> _Your assignment_
Across the entries that follow, tally every line holding the word "flag" and reply with the count alone.

- - - -

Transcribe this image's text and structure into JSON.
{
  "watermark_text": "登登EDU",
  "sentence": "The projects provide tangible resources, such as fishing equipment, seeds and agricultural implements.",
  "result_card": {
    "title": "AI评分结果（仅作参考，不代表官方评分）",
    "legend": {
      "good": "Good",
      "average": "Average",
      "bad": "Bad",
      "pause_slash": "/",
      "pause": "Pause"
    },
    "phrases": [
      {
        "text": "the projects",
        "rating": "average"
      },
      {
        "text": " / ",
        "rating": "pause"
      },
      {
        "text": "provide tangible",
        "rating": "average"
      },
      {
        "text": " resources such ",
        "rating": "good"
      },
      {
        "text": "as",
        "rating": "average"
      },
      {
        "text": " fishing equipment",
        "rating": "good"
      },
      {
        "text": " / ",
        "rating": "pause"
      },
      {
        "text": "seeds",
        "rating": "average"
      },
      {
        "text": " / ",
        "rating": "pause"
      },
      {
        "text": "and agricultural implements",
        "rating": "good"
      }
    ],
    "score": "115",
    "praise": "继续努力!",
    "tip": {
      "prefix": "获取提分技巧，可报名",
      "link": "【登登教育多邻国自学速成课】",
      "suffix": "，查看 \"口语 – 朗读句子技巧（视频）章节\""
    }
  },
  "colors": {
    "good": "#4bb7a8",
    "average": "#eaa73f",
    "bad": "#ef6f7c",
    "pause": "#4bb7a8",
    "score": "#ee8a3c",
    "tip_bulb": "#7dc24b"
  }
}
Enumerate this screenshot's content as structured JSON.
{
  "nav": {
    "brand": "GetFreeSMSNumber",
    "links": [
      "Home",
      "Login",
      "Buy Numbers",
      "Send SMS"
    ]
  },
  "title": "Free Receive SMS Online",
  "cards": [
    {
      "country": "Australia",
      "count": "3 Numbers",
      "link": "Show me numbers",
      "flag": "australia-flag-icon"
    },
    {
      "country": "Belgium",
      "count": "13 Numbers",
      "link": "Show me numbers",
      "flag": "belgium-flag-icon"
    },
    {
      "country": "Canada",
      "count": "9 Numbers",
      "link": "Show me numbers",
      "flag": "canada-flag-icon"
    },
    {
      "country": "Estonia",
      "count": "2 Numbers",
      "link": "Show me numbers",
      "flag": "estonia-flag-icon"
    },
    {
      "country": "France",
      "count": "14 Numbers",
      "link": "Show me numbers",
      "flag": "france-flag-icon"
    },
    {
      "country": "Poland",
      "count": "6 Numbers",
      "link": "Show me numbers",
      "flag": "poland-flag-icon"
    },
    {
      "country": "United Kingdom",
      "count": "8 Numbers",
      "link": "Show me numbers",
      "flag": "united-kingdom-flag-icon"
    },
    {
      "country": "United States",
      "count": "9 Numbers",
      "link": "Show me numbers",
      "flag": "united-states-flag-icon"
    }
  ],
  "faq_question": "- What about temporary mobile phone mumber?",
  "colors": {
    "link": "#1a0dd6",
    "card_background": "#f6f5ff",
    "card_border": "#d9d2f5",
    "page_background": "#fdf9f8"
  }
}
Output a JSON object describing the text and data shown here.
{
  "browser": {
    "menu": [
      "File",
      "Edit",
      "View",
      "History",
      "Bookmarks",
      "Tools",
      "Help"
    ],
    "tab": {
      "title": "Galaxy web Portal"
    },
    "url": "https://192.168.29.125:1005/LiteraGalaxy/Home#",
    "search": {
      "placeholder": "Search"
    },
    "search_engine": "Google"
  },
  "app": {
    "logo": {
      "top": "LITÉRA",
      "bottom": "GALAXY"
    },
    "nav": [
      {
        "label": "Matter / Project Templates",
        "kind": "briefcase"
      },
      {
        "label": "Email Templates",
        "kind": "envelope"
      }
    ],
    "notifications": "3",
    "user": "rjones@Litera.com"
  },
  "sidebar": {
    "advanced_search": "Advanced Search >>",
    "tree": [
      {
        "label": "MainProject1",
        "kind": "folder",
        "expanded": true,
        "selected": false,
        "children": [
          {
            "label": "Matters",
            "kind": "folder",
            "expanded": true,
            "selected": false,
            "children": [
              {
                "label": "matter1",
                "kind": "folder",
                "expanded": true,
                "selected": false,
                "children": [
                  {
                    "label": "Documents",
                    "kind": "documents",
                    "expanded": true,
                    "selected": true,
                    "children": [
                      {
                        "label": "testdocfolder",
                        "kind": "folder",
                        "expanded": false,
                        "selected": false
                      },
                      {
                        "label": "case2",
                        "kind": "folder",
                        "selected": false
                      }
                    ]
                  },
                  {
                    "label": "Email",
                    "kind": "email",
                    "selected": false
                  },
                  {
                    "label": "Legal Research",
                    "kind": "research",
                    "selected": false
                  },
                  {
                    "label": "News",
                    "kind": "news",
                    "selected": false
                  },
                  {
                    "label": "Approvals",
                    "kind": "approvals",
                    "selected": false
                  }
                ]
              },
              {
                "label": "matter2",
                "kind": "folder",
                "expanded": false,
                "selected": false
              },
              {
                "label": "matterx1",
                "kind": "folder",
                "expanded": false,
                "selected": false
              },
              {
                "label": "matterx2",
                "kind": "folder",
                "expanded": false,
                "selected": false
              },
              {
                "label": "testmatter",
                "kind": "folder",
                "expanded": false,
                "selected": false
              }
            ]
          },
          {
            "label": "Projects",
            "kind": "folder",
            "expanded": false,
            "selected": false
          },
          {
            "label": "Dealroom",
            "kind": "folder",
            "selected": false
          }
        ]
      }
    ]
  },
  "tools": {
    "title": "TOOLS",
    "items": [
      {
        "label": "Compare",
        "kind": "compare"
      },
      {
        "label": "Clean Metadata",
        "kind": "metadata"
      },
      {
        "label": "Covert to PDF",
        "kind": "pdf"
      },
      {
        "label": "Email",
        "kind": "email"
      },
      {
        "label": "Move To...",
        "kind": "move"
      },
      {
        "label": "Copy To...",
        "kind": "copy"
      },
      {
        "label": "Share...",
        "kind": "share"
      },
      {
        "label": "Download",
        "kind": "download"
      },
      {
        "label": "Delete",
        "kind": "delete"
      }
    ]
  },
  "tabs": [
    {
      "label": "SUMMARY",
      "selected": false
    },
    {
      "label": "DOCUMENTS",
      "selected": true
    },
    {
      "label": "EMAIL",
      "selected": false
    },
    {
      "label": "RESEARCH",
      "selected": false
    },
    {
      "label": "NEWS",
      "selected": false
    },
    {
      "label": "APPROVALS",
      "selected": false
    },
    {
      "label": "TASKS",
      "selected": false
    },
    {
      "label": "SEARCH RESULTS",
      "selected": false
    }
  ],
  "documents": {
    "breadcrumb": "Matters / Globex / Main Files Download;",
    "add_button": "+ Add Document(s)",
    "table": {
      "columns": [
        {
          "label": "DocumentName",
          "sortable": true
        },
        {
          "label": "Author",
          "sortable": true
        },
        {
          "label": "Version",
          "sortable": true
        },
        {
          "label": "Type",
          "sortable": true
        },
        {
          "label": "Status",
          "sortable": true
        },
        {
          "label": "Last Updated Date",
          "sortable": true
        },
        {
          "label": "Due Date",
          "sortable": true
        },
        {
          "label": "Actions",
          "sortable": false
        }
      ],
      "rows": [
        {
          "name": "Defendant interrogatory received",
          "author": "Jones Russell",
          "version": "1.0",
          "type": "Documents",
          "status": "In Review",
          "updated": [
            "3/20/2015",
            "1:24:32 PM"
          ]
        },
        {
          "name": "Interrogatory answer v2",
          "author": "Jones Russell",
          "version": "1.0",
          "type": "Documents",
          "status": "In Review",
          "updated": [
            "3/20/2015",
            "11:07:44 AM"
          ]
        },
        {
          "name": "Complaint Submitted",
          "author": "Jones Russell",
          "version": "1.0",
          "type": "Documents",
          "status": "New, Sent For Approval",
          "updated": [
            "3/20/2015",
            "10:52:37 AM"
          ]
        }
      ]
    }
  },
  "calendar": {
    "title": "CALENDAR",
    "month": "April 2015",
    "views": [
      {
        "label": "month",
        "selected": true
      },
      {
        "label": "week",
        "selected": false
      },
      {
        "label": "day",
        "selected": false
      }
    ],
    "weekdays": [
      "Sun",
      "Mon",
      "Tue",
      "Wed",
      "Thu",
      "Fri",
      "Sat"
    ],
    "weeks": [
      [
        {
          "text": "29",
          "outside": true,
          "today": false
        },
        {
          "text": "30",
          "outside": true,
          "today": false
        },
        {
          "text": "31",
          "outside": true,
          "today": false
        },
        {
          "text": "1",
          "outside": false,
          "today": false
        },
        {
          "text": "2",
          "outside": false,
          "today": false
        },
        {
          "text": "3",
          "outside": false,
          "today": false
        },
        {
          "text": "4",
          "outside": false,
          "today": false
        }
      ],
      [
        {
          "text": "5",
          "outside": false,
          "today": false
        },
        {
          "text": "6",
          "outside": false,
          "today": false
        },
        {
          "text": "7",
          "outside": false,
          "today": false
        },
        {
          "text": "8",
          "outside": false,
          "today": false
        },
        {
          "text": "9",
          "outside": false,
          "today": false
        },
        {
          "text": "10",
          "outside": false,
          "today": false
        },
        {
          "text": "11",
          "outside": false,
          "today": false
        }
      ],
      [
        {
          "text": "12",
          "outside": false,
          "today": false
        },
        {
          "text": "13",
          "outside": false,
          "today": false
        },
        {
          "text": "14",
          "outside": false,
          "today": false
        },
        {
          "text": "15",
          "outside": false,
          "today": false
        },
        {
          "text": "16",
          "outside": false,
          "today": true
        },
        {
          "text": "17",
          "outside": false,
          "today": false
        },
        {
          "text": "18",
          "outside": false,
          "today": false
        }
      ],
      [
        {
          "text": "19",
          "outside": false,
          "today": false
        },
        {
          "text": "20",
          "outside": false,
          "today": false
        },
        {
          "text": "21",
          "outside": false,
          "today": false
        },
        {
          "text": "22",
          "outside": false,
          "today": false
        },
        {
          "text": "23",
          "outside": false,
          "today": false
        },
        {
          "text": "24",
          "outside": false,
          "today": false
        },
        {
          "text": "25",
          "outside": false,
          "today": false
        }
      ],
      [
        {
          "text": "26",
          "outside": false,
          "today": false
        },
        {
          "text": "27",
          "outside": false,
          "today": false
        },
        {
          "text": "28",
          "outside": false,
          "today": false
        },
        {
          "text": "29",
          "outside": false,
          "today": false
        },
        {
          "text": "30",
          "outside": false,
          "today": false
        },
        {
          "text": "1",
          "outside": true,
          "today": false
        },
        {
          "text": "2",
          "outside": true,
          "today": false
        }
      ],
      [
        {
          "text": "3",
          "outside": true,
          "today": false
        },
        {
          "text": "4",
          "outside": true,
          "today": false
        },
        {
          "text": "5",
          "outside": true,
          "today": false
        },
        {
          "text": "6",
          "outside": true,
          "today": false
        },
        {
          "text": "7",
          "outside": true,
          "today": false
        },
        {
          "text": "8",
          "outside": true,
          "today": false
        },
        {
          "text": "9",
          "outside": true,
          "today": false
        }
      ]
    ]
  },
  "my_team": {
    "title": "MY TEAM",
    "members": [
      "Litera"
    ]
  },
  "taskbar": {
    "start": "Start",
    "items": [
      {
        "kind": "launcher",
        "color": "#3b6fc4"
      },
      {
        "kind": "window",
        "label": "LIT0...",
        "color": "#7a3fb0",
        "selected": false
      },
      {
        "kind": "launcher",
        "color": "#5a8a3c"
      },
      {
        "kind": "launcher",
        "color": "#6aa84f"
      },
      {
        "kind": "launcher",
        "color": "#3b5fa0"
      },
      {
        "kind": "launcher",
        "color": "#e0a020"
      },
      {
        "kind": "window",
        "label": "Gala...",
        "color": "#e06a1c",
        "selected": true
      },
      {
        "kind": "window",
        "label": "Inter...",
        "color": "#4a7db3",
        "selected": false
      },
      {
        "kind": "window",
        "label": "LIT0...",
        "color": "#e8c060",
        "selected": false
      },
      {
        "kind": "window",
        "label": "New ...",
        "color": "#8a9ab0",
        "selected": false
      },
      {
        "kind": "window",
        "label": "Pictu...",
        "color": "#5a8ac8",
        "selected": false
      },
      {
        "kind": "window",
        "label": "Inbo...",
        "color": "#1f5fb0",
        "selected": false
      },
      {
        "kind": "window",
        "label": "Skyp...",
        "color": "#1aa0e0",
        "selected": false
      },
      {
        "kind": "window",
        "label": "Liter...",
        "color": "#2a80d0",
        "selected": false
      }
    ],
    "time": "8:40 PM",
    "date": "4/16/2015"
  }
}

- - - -

> _Final answer_
8